▸ **Exercise instructions**:
All lines below containing "title" are to be listed.

Entries from a dataset of interfaces:
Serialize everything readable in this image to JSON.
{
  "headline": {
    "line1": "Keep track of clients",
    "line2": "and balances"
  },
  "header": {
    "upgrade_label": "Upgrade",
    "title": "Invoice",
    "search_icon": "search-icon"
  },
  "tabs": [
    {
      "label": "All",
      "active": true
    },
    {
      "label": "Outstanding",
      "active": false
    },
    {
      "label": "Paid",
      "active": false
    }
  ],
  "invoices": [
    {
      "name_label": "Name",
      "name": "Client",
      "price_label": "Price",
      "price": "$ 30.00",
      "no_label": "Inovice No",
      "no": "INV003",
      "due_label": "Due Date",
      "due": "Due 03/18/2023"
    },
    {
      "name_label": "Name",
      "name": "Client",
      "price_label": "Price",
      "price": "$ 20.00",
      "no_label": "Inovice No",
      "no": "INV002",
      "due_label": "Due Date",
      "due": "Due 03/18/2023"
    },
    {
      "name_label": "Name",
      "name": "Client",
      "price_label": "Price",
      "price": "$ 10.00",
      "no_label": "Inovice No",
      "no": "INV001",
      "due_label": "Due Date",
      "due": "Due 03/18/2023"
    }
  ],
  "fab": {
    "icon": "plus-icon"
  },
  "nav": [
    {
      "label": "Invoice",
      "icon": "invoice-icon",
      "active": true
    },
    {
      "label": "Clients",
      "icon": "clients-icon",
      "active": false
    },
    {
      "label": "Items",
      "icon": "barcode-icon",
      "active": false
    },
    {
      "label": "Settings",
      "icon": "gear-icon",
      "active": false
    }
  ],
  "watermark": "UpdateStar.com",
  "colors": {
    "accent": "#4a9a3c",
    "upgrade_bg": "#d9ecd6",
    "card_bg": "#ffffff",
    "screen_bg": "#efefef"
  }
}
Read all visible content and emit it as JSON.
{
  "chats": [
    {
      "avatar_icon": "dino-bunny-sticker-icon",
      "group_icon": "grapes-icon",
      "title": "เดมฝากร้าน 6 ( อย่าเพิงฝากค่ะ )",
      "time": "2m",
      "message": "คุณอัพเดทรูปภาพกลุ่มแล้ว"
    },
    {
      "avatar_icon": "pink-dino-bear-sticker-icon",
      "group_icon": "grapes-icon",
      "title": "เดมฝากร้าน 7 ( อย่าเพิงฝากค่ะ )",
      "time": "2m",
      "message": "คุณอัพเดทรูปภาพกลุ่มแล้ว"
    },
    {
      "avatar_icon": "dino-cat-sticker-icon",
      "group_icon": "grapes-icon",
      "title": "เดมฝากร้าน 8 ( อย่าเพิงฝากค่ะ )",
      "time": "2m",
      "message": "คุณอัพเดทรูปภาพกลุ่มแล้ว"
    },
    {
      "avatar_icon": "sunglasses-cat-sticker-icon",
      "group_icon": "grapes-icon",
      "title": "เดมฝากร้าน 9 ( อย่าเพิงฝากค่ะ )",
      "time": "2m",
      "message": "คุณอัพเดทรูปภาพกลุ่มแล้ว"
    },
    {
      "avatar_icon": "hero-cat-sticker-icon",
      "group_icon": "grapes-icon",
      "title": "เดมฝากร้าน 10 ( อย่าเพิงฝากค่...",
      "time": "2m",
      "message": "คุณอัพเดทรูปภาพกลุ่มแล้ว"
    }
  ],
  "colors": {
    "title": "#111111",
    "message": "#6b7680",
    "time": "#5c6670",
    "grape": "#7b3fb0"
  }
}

▸ **Expected output**:
    "title": "Invoice",
      "title": "เดมฝากร้าน 6 ( อย่าเพิงฝากค่ะ )",
      "title": "เดมฝากร้าน 7 ( อย่าเพิงฝากค่ะ )",
      "title": "เดมฝากร้าน 8 ( อย่าเพิงฝากค่ะ )",
      "title": "เดมฝากร้าน 9 ( อย่าเพิงฝากค่ะ )",
      "title": "เดมฝากร้าน 10 ( อย่าเพิงฝากค่...",
    "title": "#111111",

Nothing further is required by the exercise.